THE GRAND-DUCHESSE DE GEROLSTEIN
Operetta by Jacques Offenbach
Rapid rise, fast fall – who hasn’t heard of that? Grenadier Fritz knows about it, anyway. He starts as a private in the regiment of Grande-Duchesse de Gérolstein, who instigates wars for her own amusement. In no time at all, Fritz is promoted to general, but his sovereign has more than just than a military interest in him. General Fritz is victorious, in a war that is never actually fought. But he soon finds himself demoted, since he refuses to fall for the advances of his man-mad ruler, staying true instead to his beloved Wanda. Not only the Grande-Duchesse is at loggerheads with him, however, but a prince with designs to marry her, her minister, and a former general as well, all of whom fear a loss of influence. It’s no wonder then that they team up against him, concocting intrigue on top of intrigue.
“La Grande-Duchesse de Gérolstein” became an incredible hit after its premiere during the Paris World Fair of 1867. Librettists Henri Meilhac and Ludovic Halévy directly addressed the events of their day – which caused them a bit of trouble with the censors, what with their allusions to German particularism, the expansionist policies of Prussia and its attendant wars with the Hapsburg Empire and Denmark, as well as alleged references to the love affairs of Catherine the Great of Russia. And yet audiences were captivated by these subtle critiques of current events. Even leading politicians did not want to miss a performance in Paris, thinking perhaps they’d find themselves in it.
Offenbach himself considered it essential to work with modern and timely lyrics. It was with this in mind that dramaturge and translator Bettina Bartz was commissioned to create a brand-new German version of the text.

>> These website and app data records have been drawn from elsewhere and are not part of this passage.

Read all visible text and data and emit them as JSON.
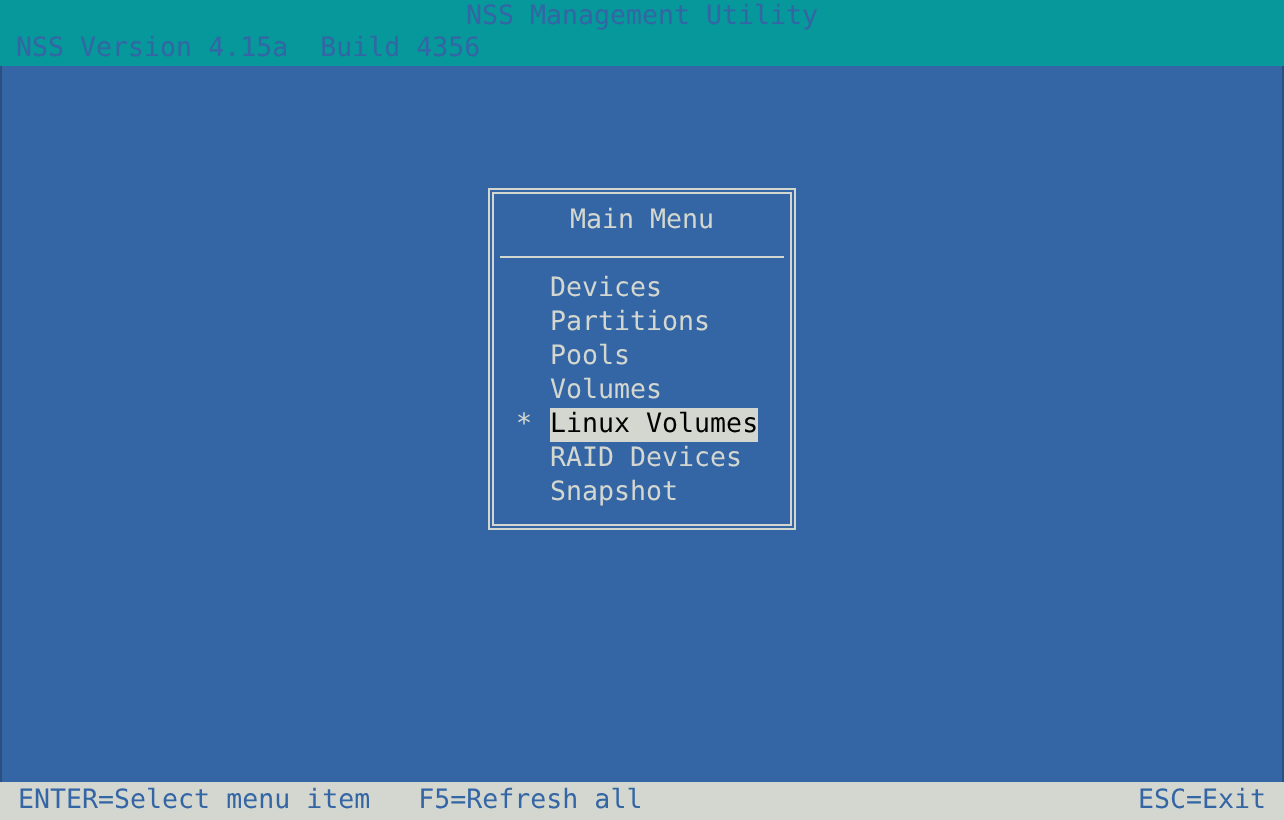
{
  "header": {
    "title": "NSS Management Utility",
    "version": "NSS Version 4.15a  Build 4356"
  },
  "menu": {
    "title": "Main Menu",
    "marker": "*",
    "items": [
      {
        "label": "Devices",
        "selected": false
      },
      {
        "label": "Partitions",
        "selected": false
      },
      {
        "label": "Pools",
        "selected": false
      },
      {
        "label": "Volumes",
        "selected": false
      },
      {
        "label": "Linux Volumes",
        "selected": true
      },
      {
        "label": "RAID Devices",
        "selected": false
      },
      {
        "label": "Snapshot",
        "selected": false
      }
    ]
  },
  "status_bar": {
    "left": [
      "ENTER=Select menu item",
      "F5=Refresh all"
    ],
    "right": "ESC=Exit"
  }
}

shorttime changes in the evening’s cast possible due to illness and force majeure